When I came to, I was trapped in the car, the seat on top of me. My back hurt terribly. I pushed the seat away and crawled out through the smashed window. Everything seemed distant and slow-moving. Sight and sound were distorted.

Our car was crunched into a ball of metal. The engine and front end were practically in the front seat. The two women had pulled themselves out of the car but were completely disoriented. Our companion from Chicago was a little bloodied, but seemed okay. I watched as he fixed his dislocated elbow.

Paul, however, was in critical condition. Lying on the left side of the car, he was covered in blood, with decerebrate posturing. He wasn't breathing, and he had a huge laceration on the right side of his face. As I got him breathing again, people tried to pull me away. I yelled that I was a doctor, and finally they left me alone. Eventually, Paul stopped decerebrating, and an ambulance came.

My relief turned to horror as I realized the ambulance had no equipment. The vehicle contained an oxygen bottle, but no valve, hose, or mask. We were loaded into the back and taken to the nearest hospital, in Suez. I assisted the local medical personnel, and Paul received a hasty blood transfusion. I was concerned about his airway, though the medical staff was intent on suturing his lacerated face. I called the US Embassy in Cairo and asked whether it could send a helicopter. No luck.

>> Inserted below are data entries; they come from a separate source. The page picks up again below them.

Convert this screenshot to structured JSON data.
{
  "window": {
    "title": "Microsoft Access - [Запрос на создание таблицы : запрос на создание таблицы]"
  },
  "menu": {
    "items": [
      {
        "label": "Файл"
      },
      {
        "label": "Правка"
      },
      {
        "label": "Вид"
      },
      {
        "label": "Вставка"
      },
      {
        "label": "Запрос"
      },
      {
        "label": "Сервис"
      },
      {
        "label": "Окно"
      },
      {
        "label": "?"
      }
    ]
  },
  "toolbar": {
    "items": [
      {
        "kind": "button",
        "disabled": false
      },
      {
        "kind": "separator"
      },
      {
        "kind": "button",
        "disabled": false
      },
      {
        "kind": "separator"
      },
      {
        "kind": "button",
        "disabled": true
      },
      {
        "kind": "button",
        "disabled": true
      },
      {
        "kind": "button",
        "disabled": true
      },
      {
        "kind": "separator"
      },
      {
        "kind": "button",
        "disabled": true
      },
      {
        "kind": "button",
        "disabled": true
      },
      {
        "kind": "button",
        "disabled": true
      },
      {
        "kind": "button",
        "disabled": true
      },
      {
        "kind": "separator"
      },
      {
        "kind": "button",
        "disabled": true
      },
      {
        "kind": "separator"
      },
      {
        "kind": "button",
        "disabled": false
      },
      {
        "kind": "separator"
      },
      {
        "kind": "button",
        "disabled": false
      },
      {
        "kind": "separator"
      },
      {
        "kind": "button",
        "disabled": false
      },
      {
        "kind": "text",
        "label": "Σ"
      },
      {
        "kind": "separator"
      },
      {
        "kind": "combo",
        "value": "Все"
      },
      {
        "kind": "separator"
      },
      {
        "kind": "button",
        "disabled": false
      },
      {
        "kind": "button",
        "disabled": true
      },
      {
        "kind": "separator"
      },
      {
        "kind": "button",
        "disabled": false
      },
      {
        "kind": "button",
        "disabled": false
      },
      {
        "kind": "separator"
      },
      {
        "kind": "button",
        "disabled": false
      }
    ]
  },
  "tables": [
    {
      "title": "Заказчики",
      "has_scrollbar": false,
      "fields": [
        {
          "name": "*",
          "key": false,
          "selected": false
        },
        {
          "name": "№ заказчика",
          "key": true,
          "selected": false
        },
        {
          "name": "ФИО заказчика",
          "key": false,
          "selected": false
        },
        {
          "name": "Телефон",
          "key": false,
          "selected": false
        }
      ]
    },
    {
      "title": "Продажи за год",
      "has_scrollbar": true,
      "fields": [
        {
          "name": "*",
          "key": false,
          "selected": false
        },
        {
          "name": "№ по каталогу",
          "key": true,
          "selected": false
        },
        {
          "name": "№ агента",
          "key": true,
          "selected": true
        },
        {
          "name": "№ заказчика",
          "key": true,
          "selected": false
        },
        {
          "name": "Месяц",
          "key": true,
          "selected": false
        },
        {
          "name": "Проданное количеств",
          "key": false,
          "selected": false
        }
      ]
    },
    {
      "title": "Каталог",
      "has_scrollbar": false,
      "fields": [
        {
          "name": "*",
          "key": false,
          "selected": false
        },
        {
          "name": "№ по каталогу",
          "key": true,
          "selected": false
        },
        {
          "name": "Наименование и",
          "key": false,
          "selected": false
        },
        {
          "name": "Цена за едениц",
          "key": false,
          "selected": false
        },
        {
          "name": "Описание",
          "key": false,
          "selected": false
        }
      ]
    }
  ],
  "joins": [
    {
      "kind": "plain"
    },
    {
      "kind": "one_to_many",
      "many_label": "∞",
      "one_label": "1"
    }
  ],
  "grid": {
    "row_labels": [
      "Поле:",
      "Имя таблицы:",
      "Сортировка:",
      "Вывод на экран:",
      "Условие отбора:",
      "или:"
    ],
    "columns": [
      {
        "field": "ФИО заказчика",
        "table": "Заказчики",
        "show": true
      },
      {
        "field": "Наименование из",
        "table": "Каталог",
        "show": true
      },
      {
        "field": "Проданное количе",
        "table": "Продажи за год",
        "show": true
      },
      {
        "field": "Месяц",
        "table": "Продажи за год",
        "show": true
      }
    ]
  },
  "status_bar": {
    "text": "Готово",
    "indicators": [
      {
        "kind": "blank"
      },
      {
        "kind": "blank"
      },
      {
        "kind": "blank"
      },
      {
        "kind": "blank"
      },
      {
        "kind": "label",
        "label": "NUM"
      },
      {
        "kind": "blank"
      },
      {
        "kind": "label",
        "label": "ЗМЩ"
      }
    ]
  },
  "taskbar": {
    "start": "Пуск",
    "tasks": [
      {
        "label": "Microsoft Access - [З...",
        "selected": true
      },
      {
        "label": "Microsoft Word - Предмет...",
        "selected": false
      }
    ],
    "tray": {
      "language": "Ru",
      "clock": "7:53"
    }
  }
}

We loaded Paul into another ambulance for the 45-minute ride to Cairo. Again, the vehicle had no equipment. I kept Paul's airway open and assisted his breathing manually. Whenever I stopped to rest, he stopped breathing. Believe it or not, a truck sideswiped our ambulance and ripped off our side mirror just before we got to the hospital.

Paul was finally placed on a respirator and admitted to the ICU of Ain Shams University Hospital in Cairo. The others in our party arrived and were admitted several hours later. I slept on a gurney in the ED, as my injuries didn't require admission.

A few days later, the other students went home. One woman returned to Chicago with a neck injury. The next day, she had three bone-graft neck fusion operations after doctors found a vertebral fracture in two places. The neurosurgeon said it was a miracle she wasn't paralyzed.

I stayed with Paul, making arrangements for him to be cared for until his parents could get there. He was comatose, and hemiparetic on his left side. Five days later, his parents arrived and had him placed on a Medevac plane for home. I managed to make it to the medical conference for one day, but I didn't get much done.

Paul was diagnosed with a closed head injury and remained in a coma for a month. But he slowly recovered much of his functioning, including some motor function on his left side, through the help of the Neuroscience Center at Sparrow Hospital in Lansing, MI.

He never fully recovered, though. For almost three years, he tried valiantly to progress in his medical schoolwork, but finally was unable to continue. He's now in a master's program in computer science in Colorado, where he's doing well and seems to be happy. Paul still remembers telling us he'd grab the wheel if anything happened, but doesn't know why he didn't do it.

I was diagnosed with postconcussion syndrome. For a while, I couldn't remember much, including lectures I'd just heard. I managed to finish medical school and pass one part of the board exams, and I recently started a job in family medicine. All my travel mates, except for Paul, are also progressing in their careers.

Barely a day passes when I don't think about the accident. That night, I was pressed into medical service before my time, but I wouldn't have changed that. I'm just glad I knew how to help Paul. Fate, or something greater than ourselves, saved us that night.

The director of my residency program subsequently commented that I was sometimes overzealous in treating my patients. Maybe so, but I want people to be healthy and to enjoy what time they have left. As for me, I'm grateful for every minute I have.

 

Patrick Peterson. How a "crash course" in medicine changed my life. Medical Economics 2002;5:67.